─── RECORDS PROVIDED ───

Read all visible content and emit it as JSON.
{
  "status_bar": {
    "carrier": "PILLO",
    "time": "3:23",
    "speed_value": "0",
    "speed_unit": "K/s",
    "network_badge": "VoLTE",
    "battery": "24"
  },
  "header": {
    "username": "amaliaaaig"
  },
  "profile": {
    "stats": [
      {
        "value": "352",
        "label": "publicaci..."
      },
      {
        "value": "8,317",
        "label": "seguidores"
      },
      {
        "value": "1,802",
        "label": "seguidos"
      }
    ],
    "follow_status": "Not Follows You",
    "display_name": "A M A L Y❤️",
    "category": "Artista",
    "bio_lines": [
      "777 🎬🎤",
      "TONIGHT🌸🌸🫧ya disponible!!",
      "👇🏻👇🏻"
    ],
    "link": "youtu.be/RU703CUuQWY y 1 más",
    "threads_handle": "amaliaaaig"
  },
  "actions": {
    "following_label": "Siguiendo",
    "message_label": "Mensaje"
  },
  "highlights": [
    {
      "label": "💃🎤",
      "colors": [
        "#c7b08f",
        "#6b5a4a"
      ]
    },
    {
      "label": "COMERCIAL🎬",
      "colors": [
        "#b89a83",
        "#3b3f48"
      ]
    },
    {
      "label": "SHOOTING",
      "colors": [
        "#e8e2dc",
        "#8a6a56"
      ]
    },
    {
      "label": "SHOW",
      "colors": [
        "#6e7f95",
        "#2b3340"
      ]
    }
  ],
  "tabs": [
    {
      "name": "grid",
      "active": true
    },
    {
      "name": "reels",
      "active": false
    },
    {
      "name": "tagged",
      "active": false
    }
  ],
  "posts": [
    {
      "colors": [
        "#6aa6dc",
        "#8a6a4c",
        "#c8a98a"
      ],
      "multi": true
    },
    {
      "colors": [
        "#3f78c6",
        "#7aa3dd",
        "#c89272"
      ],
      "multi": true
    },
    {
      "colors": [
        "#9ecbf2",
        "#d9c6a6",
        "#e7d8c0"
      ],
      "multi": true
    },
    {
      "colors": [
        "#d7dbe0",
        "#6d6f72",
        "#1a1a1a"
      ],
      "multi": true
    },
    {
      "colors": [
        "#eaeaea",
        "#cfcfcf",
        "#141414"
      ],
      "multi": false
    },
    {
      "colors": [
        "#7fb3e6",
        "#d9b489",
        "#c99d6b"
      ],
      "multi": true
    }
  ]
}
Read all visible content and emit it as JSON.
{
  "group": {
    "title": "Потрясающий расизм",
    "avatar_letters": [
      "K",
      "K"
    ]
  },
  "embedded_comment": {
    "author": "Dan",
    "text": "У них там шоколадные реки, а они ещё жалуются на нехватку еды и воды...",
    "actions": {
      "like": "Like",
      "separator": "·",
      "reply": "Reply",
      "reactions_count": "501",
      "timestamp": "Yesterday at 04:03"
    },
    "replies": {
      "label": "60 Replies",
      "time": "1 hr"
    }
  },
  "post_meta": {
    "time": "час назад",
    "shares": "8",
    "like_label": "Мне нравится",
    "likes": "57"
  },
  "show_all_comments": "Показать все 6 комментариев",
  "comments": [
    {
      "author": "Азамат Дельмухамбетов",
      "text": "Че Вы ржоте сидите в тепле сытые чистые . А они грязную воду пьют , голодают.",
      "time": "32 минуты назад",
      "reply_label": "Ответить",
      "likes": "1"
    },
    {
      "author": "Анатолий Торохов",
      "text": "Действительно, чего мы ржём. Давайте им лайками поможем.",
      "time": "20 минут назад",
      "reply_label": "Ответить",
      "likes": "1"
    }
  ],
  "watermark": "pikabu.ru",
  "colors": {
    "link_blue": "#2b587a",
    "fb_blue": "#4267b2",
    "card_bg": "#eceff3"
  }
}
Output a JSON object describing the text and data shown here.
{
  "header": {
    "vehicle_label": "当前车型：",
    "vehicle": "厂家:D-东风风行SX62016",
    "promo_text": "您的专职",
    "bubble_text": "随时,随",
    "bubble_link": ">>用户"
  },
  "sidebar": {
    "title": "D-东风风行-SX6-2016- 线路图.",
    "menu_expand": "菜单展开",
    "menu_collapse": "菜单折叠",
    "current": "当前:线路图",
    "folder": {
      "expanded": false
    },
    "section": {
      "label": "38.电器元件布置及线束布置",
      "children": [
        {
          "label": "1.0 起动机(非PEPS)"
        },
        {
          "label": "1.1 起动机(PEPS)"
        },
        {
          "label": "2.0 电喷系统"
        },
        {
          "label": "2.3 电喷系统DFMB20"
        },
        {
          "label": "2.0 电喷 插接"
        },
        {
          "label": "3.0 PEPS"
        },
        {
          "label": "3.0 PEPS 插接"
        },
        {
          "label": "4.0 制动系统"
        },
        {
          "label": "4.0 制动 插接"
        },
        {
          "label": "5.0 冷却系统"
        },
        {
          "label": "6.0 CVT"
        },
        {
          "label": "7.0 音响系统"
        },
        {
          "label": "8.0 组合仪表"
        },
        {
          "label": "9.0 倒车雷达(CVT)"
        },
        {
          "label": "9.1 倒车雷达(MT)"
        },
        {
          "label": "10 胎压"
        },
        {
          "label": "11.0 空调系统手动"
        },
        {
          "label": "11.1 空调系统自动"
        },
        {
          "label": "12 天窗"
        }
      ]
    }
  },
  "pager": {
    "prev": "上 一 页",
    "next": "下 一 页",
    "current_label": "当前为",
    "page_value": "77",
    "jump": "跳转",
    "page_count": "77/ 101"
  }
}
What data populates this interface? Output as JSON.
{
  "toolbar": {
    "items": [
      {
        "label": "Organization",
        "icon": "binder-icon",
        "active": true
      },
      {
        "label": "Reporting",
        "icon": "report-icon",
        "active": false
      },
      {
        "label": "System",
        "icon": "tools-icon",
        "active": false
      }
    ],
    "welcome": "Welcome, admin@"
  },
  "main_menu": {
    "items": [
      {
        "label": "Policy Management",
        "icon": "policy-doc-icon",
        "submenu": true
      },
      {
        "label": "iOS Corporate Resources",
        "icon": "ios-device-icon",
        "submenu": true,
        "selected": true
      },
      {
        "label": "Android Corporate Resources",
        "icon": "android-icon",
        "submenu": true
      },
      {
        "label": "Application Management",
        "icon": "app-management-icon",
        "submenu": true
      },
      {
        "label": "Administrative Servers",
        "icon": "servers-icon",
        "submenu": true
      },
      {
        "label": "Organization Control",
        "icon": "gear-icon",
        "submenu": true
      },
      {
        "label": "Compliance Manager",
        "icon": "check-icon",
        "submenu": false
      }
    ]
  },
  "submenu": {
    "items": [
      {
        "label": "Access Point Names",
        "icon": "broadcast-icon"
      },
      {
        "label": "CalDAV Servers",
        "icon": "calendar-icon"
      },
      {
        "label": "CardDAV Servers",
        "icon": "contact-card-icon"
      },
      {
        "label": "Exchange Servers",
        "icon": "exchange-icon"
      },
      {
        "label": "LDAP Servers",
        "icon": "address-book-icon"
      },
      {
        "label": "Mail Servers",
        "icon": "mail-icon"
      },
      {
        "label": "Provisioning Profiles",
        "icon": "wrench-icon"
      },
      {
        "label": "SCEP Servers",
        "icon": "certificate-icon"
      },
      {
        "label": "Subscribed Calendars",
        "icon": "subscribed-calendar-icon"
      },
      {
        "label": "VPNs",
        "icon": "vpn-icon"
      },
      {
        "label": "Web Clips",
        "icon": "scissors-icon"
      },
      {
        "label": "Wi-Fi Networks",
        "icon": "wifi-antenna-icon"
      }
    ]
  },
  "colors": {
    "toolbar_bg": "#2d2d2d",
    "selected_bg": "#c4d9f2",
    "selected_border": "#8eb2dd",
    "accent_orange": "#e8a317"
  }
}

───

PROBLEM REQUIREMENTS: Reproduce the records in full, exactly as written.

EXERCISE SOLUTION:
Read all visible content and emit it as JSON.
{
  "status_bar": {
    "carrier": "PILLO",
    "time": "3:23",
    "speed_value": "0",
    "speed_unit": "K/s",
    "network_badge": "VoLTE",
    "battery": "24"
  },
  "header": {
    "username": "amaliaaaig"
  },
  "profile": {
    "stats": [
      {
        "value": "352",
        "label": "publicaci..."
      },
      {
        "value": "8,317",
        "label": "seguidores"
      },
      {
        "value": "1,802",
        "label": "seguidos"
      }
    ],
    "follow_status": "Not Follows You",
    "display_name": "A M A L Y❤️",
    "category": "Artista",
    "bio_lines": [
      "777 🎬🎤",
      "TONIGHT🌸🌸🫧ya disponible!!",
      "👇🏻👇🏻"
    ],
    "link": "youtu.be/RU703CUuQWY y 1 más",
    "threads_handle": "amaliaaaig"
  },
  "actions": {
    "following_label": "Siguiendo",
    "message_label": "Mensaje"
  },
  "highlights": [
    {
      "label": "💃🎤",
      "colors": [
        "#c7b08f",
        "#6b5a4a"
      ]
    },
    {
      "label": "COMERCIAL🎬",
      "colors": [
        "#b89a83",
        "#3b3f48"
      ]
    },
    {
      "label": "SHOOTING",
      "colors": [
        "#e8e2dc",
        "#8a6a56"
      ]
    },
    {
      "label": "SHOW",
      "colors": [
        "#6e7f95",
        "#2b3340"
      ]
    }
  ],
  "tabs": [
    {
      "name": "grid",
      "active": true
    },
    {
      "name": "reels",
      "active": false
    },
    {
      "name": "tagged",
      "active": false
    }
  ],
  "posts": [
    {
      "colors": [
        "#6aa6dc",
        "#8a6a4c",
        "#c8a98a"
      ],
      "multi": true
    },
    {
      "colors": [
        "#3f78c6",
        "#7aa3dd",
        "#c89272"
      ],
      "multi": true
    },
    {
      "colors": [
        "#9ecbf2",
        "#d9c6a6",
        "#e7d8c0"
      ],
      "multi": true
    },
    {
      "colors": [
        "#d7dbe0",
        "#6d6f72",
        "#1a1a1a"
      ],
      "multi": true
    },
    {
      "colors": [
        "#eaeaea",
        "#cfcfcf",
        "#141414"
      ],
      "multi": false
    },
    {
      "colors": [
        "#7fb3e6",
        "#d9b489",
        "#c99d6b"
      ],
      "multi": true
    }
  ]
}
Read all visible content and emit it as JSON.
{
  "group": {
    "title": "Потрясающий расизм",
    "avatar_letters": [
      "K",
      "K"
    ]
  },
  "embedded_comment": {
    "author": "Dan",
    "text": "У них там шоколадные реки, а они ещё жалуются на нехватку еды и воды...",
    "actions": {
      "like": "Like",
      "separator": "·",
      "reply": "Reply",
      "reactions_count": "501",
      "timestamp": "Yesterday at 04:03"
    },
    "replies": {
      "label": "60 Replies",
      "time": "1 hr"
    }
  },
  "post_meta": {
    "time": "час назад",
    "shares": "8",
    "like_label": "Мне нравится",
    "likes": "57"
  },
  "show_all_comments": "Показать все 6 комментариев",
  "comments": [
    {
      "author": "Азамат Дельмухамбетов",
      "text": "Че Вы ржоте сидите в тепле сытые чистые . А они грязную воду пьют , голодают.",
      "time": "32 минуты назад",
      "reply_label": "Ответить",
      "likes": "1"
    },
    {
      "author": "Анатолий Торохов",
      "text": "Действительно, чего мы ржём. Давайте им лайками поможем.",
      "time": "20 минут назад",
      "reply_label": "Ответить",
      "likes": "1"
    }
  ],
  "watermark": "pikabu.ru",
  "colors": {
    "link_blue": "#2b587a",
    "fb_blue": "#4267b2",
    "card_bg": "#eceff3"
  }
}
Output a JSON object describing the text and data shown here.
{
  "header": {
    "vehicle_label": "当前车型：",
    "vehicle": "厂家:D-东风风行SX62016",
    "promo_text": "您的专职",
    "bubble_text": "随时,随",
    "bubble_link": ">>用户"
  },
  "sidebar": {
    "title": "D-东风风行-SX6-2016- 线路图.",
    "menu_expand": "菜单展开",
    "menu_collapse": "菜单折叠",
    "current": "当前:线路图",
    "folder": {
      "expanded": false
    },
    "section": {
      "label": "38.电器元件布置及线束布置",
      "children": [
        {
          "label": "1.0 起动机(非PEPS)"
        },
        {
          "label": "1.1 起动机(PEPS)"
        },
        {
          "label": "2.0 电喷系统"
        },
        {
          "label": "2.3 电喷系统DFMB20"
        },
        {
          "label": "2.0 电喷 插接"
        },
        {
          "label": "3.0 PEPS"
        },
        {
          "label": "3.0 PEPS 插接"
        },
        {
          "label": "4.0 制动系统"
        },
        {
          "label": "4.0 制动 插接"
        },
        {
          "label": "5.0 冷却系统"
        },
        {
          "label": "6.0 CVT"
        },
        {
          "label": "7.0 音响系统"
        },
        {
          "label": "8.0 组合仪表"
        },
        {
          "label": "9.0 倒车雷达(CVT)"
        },
        {
          "label": "9.1 倒车雷达(MT)"
        },
        {
          "label": "10 胎压"
        },
        {
          "label": "11.0 空调系统手动"
        },
        {
          "label": "11.1 空调系统自动"
        },
        {
          "label": "12 天窗"
        }
      ]
    }
  },
  "pager": {
    "prev": "上 一 页",
    "next": "下 一 页",
    "current_label": "当前为",
    "page_value": "77",
    "jump": "跳转",
    "page_count": "77/ 101"
  }
}
What data populates this interface? Output as JSON.
{
  "toolbar": {
    "items": [
      {
        "label": "Organization",
        "icon": "binder-icon",
        "active": true
      },
      {
        "label": "Reporting",
        "icon": "report-icon",
        "active": false
      },
      {
        "label": "System",
        "icon": "tools-icon",
        "active": false
      }
    ],
    "welcome": "Welcome, admin@"
  },
  "main_menu": {
    "items": [
      {
        "label": "Policy Management",
        "icon": "policy-doc-icon",
        "submenu": true
      },
      {
        "label": "iOS Corporate Resources",
        "icon": "ios-device-icon",
        "submenu": true,
        "selected": true
      },
      {
        "label": "Android Corporate Resources",
        "icon": "android-icon",
        "submenu": true
      },
      {
        "label": "Application Management",
        "icon": "app-management-icon",
        "submenu": true
      },
      {
        "label": "Administrative Servers",
        "icon": "servers-icon",
        "submenu": true
      },
      {
        "label": "Organization Control",
        "icon": "gear-icon",
        "submenu": true
      },
      {
        "label": "Compliance Manager",
        "icon": "check-icon",
        "submenu": false
      }
    ]
  },
  "submenu": {
    "items": [
      {
        "label": "Access Point Names",
        "icon": "broadcast-icon"
      },
      {
        "label": "CalDAV Servers",
        "icon": "calendar-icon"
      },
      {
        "label": "CardDAV Servers",
        "icon": "contact-card-icon"
      },
      {
        "label": "Exchange Servers",
        "icon": "exchange-icon"
      },
      {
        "label": "LDAP Servers",
        "icon": "address-book-icon"
      },
      {
        "label": "Mail Servers",
        "icon": "mail-icon"
      },
      {
        "label": "Provisioning Profiles",
        "icon": "wrench-icon"
      },
      {
        "label": "SCEP Servers",
        "icon": "certificate-icon"
      },
      {
        "label": "Subscribed Calendars",
        "icon": "subscribed-calendar-icon"
      },
      {
        "label": "VPNs",
        "icon": "vpn-icon"
      },
      {
        "label": "Web Clips",
        "icon": "scissors-icon"
      },
      {
        "label": "Wi-Fi Networks",
        "icon": "wifi-antenna-icon"
      }
    ]
  },
  "colors": {
    "toolbar_bg": "#2d2d2d",
    "selected_bg": "#c4d9f2",
    "selected_border": "#8eb2dd",
    "accent_orange": "#e8a317"
  }
}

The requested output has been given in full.